Hunger and homelessness in the community can be invisible to children whose basic needs are met. Last year as I explored hunger in our area with a group of third to fifth graders, I asked the kids to guess how many kids in their schools don’t have enough to eat on a daily basis. Their estimates were optimistically low. They were shocked to learn that 1 in 5 children in America are food insecure. And they were even more surprised to learn that nearly half a million people are homeless on any given night. Hunger and Homelessness Sunday draws attention to our neighbors experiencing food and housing insecurity and calls us to take action as disciples of Christ. In this lesson, children will consider the impact of hunger and homelessness on their communities and will explore opportunities to respond.
You will need
- A Bible, preferably a Common English Bible translation
- Chart paper or a whiteboard, a marker, a large sheet of roll paper and crayons or makers (optional)
- A computer with Internet access connected to a television or a data projector and the “Parents and Kids Talk About Homelessness” video (optional)
Greet the children as they arrive.
Have the children sit in a circle on the floor or around a table. Ask them to turn to the person next to them and share what they did at home this morning from the time they woke up until they arrived at church.
After the children have shared in pairs, ask the children to raise their hands if they:
- woke up in a bed
- ate something
- had clothes and shoes to dress in
- had running water to brush their teeth and/or bathe
Note that 1 in 5 children in America do not have enough food to eat each day and nearly half a million people in families including children have used emergency housing (shelters) because they did not have regular housing
Exploring the passage
Say a prayer.
Provide context for the reading (Deuteronomy 15:7-11):
- The passage comes from the Old Testament book of Deuteronomy. In this book, Moses prepares the people of God for life in the land that God promised them. After a long, challenging journey to this place, Moses wants to set them up for success. He is hoping to help them avoid making mistakes that they made in the past.
- The reading references “the seventh year.” It was practice for the people of God to let the land rest every seventh year by not planting crops. They would also forgive any debts that people owed in the seventh year. It was like a “reset” year. This meant that people needed to prepare for a year without crops and without money coming in from debts. This led some people to be less generous leading up to the seventh year because they were concerned they wouldn’t have enough when it came.
Read aloud (Deuteronomy 15:7-11). After reading, ask:
- What does Moses say about sharing with those in need?
- Why do you think Moses encourages the people not only to be generous in their giving but also joyful?
- How does sharing what you have with those in need in your community make the community stronger?
- How does sharing what you have with those in need in your community reflect God’s love for the world?
Relating the passage to our lives
Help the children connect the Scripture reading to their own lives through one or more of these activities.

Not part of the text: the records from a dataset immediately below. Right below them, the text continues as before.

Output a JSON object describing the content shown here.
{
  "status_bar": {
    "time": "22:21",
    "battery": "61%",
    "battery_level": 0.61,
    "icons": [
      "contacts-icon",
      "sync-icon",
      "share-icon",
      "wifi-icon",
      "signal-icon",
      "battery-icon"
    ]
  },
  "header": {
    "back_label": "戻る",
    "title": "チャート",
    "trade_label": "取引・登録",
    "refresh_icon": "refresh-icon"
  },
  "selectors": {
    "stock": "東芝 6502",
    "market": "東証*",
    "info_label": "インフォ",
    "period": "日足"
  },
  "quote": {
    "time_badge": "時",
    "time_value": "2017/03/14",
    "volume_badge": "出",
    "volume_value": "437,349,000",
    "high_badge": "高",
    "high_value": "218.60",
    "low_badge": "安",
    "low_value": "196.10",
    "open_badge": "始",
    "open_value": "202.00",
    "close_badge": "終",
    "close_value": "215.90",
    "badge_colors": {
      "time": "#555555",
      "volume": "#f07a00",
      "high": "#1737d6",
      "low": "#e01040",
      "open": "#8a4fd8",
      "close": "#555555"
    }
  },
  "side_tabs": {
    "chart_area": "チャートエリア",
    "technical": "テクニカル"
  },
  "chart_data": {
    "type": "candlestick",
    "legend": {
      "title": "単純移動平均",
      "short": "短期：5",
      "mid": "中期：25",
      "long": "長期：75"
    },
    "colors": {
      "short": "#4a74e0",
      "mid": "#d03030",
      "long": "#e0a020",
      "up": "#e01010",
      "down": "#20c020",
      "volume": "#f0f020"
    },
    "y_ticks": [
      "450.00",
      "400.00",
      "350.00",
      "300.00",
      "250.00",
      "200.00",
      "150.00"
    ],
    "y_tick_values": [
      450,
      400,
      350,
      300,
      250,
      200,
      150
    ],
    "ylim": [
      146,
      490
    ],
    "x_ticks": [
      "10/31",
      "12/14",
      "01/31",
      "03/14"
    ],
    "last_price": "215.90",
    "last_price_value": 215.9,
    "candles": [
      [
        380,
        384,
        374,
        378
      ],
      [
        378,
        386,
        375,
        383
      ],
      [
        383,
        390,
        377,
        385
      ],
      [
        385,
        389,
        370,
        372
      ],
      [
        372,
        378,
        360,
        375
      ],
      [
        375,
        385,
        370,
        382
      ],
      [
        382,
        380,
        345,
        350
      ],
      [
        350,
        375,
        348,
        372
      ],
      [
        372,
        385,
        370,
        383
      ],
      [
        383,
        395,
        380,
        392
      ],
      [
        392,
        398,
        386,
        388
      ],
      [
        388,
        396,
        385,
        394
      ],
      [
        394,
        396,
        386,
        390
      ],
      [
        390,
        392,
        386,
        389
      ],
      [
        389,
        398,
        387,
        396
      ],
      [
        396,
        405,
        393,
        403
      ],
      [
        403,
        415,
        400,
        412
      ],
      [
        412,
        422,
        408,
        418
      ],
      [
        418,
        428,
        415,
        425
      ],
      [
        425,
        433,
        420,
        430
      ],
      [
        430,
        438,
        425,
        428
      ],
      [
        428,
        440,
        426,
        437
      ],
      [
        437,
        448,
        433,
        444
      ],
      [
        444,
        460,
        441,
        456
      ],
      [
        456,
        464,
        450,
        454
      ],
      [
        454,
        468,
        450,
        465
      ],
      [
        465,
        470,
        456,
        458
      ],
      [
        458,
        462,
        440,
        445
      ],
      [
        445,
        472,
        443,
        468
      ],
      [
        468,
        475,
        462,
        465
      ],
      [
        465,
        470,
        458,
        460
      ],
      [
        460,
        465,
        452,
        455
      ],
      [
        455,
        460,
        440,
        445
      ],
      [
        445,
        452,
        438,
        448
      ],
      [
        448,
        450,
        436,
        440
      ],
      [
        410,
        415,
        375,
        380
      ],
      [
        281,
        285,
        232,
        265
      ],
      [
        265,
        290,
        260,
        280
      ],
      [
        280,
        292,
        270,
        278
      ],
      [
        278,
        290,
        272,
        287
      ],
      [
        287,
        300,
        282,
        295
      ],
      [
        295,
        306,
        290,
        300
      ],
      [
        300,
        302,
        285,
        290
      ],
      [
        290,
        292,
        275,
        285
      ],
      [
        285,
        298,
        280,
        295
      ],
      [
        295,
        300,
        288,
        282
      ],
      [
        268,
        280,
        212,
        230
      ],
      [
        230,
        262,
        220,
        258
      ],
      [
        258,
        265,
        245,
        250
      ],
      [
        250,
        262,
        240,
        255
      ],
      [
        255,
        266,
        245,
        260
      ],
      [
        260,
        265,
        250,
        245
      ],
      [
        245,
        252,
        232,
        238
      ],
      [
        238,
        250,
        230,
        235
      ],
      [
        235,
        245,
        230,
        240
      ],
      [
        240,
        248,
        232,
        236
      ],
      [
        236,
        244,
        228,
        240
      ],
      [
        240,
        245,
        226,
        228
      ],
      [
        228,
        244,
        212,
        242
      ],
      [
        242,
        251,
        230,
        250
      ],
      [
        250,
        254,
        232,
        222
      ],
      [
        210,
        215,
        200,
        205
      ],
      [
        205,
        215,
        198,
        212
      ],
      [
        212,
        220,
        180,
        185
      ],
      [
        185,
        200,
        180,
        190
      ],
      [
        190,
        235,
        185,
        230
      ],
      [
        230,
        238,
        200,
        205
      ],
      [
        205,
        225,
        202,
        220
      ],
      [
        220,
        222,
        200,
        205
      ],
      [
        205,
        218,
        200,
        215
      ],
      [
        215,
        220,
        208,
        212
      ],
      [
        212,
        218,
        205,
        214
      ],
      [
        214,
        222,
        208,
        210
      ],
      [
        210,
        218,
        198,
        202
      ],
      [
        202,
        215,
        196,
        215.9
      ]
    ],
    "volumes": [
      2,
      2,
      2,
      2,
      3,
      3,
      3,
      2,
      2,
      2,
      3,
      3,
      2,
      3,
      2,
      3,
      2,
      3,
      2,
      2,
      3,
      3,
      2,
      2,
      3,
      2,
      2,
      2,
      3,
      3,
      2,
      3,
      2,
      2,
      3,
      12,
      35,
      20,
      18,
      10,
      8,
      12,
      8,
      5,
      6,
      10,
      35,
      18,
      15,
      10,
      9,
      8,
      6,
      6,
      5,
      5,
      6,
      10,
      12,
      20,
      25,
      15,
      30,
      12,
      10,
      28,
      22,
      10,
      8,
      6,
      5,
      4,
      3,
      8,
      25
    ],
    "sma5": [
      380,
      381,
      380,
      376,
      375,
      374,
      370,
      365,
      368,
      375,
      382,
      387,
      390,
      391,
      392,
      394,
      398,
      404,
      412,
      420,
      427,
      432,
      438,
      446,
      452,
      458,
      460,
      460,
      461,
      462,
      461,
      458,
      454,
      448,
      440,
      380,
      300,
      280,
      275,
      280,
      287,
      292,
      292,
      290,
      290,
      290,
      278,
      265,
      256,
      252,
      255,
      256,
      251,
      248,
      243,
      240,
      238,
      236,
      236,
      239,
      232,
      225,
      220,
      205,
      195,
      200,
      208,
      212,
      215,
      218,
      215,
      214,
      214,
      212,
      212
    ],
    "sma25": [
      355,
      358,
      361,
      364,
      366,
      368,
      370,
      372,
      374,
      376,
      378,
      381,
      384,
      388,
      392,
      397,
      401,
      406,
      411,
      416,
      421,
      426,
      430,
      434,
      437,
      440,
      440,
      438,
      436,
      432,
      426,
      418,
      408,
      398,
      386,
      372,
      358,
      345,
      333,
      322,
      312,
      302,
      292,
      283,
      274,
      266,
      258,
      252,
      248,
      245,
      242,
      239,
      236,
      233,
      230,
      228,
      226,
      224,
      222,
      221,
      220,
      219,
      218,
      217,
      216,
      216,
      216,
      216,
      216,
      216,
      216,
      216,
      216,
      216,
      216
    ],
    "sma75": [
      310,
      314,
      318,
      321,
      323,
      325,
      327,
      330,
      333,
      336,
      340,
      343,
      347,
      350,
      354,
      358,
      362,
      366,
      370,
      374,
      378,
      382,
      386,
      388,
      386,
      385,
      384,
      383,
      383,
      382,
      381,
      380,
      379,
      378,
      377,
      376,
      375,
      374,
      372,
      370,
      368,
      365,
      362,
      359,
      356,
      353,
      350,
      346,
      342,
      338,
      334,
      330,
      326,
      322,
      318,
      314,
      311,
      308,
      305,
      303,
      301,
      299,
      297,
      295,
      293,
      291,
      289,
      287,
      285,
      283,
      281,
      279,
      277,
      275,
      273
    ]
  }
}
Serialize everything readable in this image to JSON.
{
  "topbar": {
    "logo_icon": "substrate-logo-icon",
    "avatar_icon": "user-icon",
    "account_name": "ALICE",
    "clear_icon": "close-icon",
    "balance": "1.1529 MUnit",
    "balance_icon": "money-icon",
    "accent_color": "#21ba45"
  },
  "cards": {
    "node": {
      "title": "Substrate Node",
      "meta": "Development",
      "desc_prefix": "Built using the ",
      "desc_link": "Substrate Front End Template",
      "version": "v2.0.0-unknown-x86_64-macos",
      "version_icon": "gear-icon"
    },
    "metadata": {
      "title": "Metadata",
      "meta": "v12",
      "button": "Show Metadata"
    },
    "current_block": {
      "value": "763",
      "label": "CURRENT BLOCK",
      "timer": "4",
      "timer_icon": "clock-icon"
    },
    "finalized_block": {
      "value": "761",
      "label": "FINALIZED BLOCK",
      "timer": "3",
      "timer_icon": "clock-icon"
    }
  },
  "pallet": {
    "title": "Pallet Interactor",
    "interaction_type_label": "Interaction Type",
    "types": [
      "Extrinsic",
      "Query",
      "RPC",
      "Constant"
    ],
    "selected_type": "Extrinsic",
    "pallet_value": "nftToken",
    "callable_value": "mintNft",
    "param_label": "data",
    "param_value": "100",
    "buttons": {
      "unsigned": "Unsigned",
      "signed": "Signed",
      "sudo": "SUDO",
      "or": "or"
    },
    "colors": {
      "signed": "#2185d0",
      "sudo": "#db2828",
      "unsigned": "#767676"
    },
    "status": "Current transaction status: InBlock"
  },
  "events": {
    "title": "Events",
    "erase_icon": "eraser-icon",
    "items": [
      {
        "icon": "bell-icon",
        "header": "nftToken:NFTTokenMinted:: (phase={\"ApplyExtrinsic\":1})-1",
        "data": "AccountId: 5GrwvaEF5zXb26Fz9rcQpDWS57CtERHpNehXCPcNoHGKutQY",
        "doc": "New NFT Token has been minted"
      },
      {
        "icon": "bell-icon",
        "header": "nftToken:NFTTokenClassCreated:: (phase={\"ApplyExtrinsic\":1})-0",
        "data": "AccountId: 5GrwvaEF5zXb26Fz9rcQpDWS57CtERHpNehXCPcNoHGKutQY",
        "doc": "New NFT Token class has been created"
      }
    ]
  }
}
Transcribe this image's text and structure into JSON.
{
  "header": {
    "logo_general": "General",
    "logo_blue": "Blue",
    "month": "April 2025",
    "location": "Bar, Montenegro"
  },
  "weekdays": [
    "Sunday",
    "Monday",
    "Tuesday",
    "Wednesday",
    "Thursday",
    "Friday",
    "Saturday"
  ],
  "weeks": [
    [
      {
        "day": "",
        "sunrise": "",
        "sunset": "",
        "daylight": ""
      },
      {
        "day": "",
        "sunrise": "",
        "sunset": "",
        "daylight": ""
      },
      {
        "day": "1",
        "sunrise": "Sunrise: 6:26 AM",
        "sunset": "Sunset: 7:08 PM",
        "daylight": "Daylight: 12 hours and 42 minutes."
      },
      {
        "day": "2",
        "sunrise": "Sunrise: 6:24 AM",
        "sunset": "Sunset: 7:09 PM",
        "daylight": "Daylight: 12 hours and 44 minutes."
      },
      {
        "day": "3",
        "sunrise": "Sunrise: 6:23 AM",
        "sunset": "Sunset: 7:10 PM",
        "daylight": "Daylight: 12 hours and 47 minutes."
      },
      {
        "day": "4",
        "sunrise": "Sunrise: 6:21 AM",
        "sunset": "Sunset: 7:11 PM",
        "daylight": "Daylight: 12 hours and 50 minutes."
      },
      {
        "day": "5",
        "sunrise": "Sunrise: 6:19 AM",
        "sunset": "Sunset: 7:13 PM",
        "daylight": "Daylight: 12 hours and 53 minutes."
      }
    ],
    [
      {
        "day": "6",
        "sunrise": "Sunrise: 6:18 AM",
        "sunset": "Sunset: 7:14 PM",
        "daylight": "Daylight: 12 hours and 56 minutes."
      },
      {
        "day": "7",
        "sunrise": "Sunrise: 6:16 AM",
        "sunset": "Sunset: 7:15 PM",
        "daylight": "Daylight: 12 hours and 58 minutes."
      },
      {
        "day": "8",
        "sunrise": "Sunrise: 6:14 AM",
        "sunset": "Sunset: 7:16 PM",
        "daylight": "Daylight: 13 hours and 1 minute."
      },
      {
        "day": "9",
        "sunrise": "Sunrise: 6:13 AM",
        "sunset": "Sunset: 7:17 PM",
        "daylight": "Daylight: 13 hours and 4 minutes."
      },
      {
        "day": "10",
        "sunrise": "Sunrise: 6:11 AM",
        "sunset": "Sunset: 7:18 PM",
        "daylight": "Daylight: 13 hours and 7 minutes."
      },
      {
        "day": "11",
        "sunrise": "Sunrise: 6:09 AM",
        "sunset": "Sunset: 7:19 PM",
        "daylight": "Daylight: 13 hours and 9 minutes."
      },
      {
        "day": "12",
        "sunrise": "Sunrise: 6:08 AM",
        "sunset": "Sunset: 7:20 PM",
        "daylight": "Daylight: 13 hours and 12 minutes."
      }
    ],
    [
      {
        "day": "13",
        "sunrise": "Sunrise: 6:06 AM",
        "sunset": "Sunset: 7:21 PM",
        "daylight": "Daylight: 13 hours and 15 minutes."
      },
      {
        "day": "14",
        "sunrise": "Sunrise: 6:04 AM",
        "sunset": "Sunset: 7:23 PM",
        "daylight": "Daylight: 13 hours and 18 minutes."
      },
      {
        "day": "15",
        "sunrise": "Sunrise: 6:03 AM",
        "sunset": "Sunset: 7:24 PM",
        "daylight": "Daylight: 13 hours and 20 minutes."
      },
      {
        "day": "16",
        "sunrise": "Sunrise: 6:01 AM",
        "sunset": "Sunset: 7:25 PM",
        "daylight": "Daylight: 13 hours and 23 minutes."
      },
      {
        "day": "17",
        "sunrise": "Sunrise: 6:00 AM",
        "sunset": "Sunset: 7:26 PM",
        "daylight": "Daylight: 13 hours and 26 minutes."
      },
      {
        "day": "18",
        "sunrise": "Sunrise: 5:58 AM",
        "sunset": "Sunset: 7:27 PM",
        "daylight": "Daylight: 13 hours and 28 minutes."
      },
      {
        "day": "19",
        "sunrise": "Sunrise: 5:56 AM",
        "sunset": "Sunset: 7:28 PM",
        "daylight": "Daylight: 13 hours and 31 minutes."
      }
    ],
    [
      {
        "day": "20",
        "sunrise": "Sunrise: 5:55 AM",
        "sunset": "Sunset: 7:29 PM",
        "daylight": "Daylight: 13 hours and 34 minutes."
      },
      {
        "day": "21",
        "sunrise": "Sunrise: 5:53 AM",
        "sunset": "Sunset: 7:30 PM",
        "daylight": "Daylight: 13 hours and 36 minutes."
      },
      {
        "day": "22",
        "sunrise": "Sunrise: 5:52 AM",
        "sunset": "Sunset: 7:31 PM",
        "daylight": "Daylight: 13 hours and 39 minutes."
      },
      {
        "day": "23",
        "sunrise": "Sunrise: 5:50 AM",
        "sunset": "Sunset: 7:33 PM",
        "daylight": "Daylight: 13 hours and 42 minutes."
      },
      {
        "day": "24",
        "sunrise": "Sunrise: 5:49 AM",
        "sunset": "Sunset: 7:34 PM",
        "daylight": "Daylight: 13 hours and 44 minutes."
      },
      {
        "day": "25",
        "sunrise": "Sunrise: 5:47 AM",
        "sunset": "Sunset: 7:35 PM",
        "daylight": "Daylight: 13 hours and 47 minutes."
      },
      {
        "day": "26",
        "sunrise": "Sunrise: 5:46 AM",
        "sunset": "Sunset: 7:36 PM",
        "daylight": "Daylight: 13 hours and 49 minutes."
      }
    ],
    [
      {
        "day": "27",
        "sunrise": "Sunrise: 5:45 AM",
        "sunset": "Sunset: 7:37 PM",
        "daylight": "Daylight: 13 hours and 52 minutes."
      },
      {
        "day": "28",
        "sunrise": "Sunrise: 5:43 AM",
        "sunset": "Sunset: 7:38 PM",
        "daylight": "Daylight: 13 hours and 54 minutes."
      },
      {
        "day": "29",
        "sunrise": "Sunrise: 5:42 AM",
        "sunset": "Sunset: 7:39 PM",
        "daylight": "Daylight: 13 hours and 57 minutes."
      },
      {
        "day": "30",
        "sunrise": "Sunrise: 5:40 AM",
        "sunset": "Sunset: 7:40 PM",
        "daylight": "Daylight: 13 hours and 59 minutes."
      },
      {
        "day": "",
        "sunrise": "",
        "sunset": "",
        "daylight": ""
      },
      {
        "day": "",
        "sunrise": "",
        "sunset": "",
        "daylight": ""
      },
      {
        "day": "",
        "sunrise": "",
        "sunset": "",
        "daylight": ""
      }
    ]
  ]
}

- World without need: Gather the materials you’ll need for this activity: chart paper or a whiteboard, a marker, a large sheet of roll paper and crayons or makers. Write “Basic Needs” at the top of a sheet of chart paper or the whiteboard. Ask the children what human beings need to survive. Then, ask the children to imagine a community where everyone had their basic needs met. Place a long sheet of roll paper on a table or the floor. Have the children work together to draw a picture of a community where all people have what they need to live. After they have created the community, ask them to describe the community. Offer a prayer for this community to come into being.
- Experiencing homelessness: Gather the materials you’ll need for this activity: a computer with Internet access connected to a television or a data projector and the “Parents and Kids Talk About Homelessness” video. Show the video. Have the children reflect on what they saw. What surprised them? What made them sad? What did they see that gave them hope? What would it be like to not have consistent housing? What would they worry about? What would the experience of going to school be like? Offer a prayer for the families in the video as well as all others experiencing homelessness.
- Open our hands generously: Invite member(s) of your congregation’s Mission and Service committee to have a conversation with the children about the ways the congregation not only supports those experiencing hunger and homelessness but also advocates for an end to these challenges. Encourage the children to ask questions and find ways they can connect with these missions.